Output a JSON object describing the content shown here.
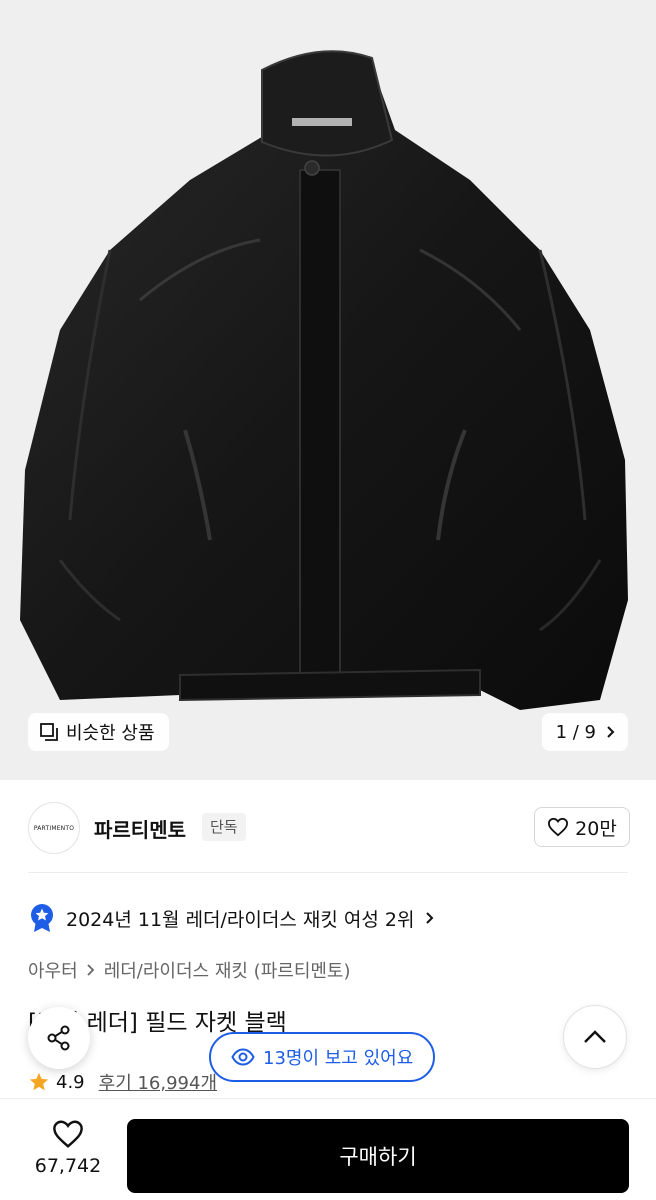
{
  "gallery": {
    "similar_label": "비슷한 상품",
    "page_indicator": "1 / 9",
    "icons": {
      "similar": "similar-products-icon",
      "next": "chevron-right-icon"
    }
  },
  "brand": {
    "logo_text": "PARTIMENTO",
    "name": "파르티멘토",
    "tag": "단독",
    "likes": "20만"
  },
  "ranking": {
    "text": "2024년 11월 레더/라이더스 재킷 여성 2위",
    "icon": "ranking-badge-icon"
  },
  "breadcrumb": {
    "items": [
      "아우터",
      "레더/라이더스 재킷 (파르티멘토)"
    ]
  },
  "product": {
    "title": "[비건 레더] 필드 자켓 블랙",
    "rating": "4.9",
    "reviews": "후기 16,994개"
  },
  "viewers": {
    "text": "13명이 보고 있어요",
    "icon": "eye-icon"
  },
  "bottom_bar": {
    "wish_count": "67,742",
    "buy_label": "구매하기"
  },
  "colors": {
    "accent_blue": "#1e5ee6",
    "buy_button": "#000000",
    "star": "#f5a623"
  }
}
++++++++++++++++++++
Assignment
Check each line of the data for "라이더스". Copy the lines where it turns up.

Result of this exercise
    "text": "2024년 11월 레더/라이더스 재킷 여성 2위",
      "레더/라이더스 재킷 (파르티멘토)"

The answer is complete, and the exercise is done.